Your task is to extract every entry that follows word for word while excluding the pictures.
====== INPUT FOR THIS TASK ======
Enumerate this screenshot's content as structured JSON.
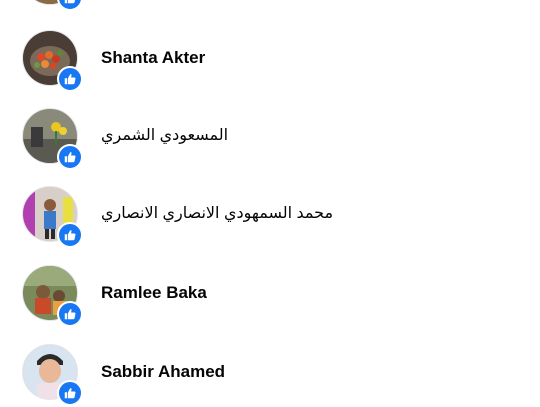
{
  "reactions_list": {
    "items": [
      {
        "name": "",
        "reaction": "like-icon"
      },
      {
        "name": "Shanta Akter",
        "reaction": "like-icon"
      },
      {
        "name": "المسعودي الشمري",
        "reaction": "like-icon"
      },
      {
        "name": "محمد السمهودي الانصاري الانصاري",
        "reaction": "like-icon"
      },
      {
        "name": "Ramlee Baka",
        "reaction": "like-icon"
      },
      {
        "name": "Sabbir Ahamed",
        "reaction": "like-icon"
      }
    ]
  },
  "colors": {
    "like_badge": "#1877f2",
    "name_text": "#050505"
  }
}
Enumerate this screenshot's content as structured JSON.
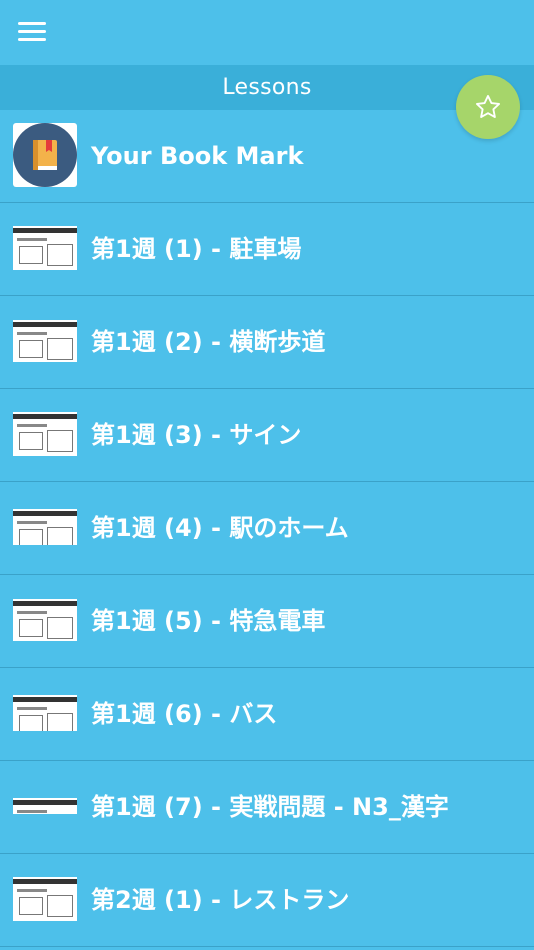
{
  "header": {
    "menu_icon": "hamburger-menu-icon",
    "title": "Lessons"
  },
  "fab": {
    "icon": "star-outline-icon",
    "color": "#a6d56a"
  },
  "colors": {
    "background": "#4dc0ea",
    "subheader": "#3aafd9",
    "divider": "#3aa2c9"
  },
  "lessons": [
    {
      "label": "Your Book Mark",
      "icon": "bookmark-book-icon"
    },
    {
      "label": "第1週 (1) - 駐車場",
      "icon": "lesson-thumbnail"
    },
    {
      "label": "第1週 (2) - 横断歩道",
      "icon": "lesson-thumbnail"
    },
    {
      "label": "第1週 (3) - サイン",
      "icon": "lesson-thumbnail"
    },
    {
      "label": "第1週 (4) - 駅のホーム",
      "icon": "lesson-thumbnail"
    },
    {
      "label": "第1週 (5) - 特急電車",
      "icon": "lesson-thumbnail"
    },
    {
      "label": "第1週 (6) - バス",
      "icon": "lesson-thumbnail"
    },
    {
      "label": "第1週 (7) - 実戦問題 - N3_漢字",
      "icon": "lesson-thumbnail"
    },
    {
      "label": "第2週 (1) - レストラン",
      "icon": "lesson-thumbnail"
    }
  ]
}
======
TASK ANSWER:
Enumerate this screenshot's content as structured JSON.
{
  "reactions_list": {
    "items": [
      {
        "name": "",
        "reaction": "like-icon"
      },
      {
        "name": "Shanta Akter",
        "reaction": "like-icon"
      },
      {
        "name": "المسعودي الشمري",
        "reaction": "like-icon"
      },
      {
        "name": "محمد السمهودي الانصاري الانصاري",
        "reaction": "like-icon"
      },
      {
        "name": "Ramlee Baka",
        "reaction": "like-icon"
      },
      {
        "name": "Sabbir Ahamed",
        "reaction": "like-icon"
      }
    ]
  },
  "colors": {
    "like_badge": "#1877f2",
    "name_text": "#050505"
  }
}
Enumerate this screenshot's content as structured JSON.
{
  "header": {
    "menu_icon": "hamburger-menu-icon",
    "title": "Lessons"
  },
  "fab": {
    "icon": "star-outline-icon",
    "color": "#a6d56a"
  },
  "colors": {
    "background": "#4dc0ea",
    "subheader": "#3aafd9",
    "divider": "#3aa2c9"
  },
  "lessons": [
    {
      "label": "Your Book Mark",
      "icon": "bookmark-book-icon"
    },
    {
      "label": "第1週 (1) - 駐車場",
      "icon": "lesson-thumbnail"
    },
    {
      "label": "第1週 (2) - 横断歩道",
      "icon": "lesson-thumbnail"
    },
    {
      "label": "第1週 (3) - サイン",
      "icon": "lesson-thumbnail"
    },
    {
      "label": "第1週 (4) - 駅のホーム",
      "icon": "lesson-thumbnail"
    },
    {
      "label": "第1週 (5) - 特急電車",
      "icon": "lesson-thumbnail"
    },
    {
      "label": "第1週 (6) - バス",
      "icon": "lesson-thumbnail"
    },
    {
      "label": "第1週 (7) - 実戦問題 - N3_漢字",
      "icon": "lesson-thumbnail"
    },
    {
      "label": "第2週 (1) - レストラン",
      "icon": "lesson-thumbnail"
    }
  ]
}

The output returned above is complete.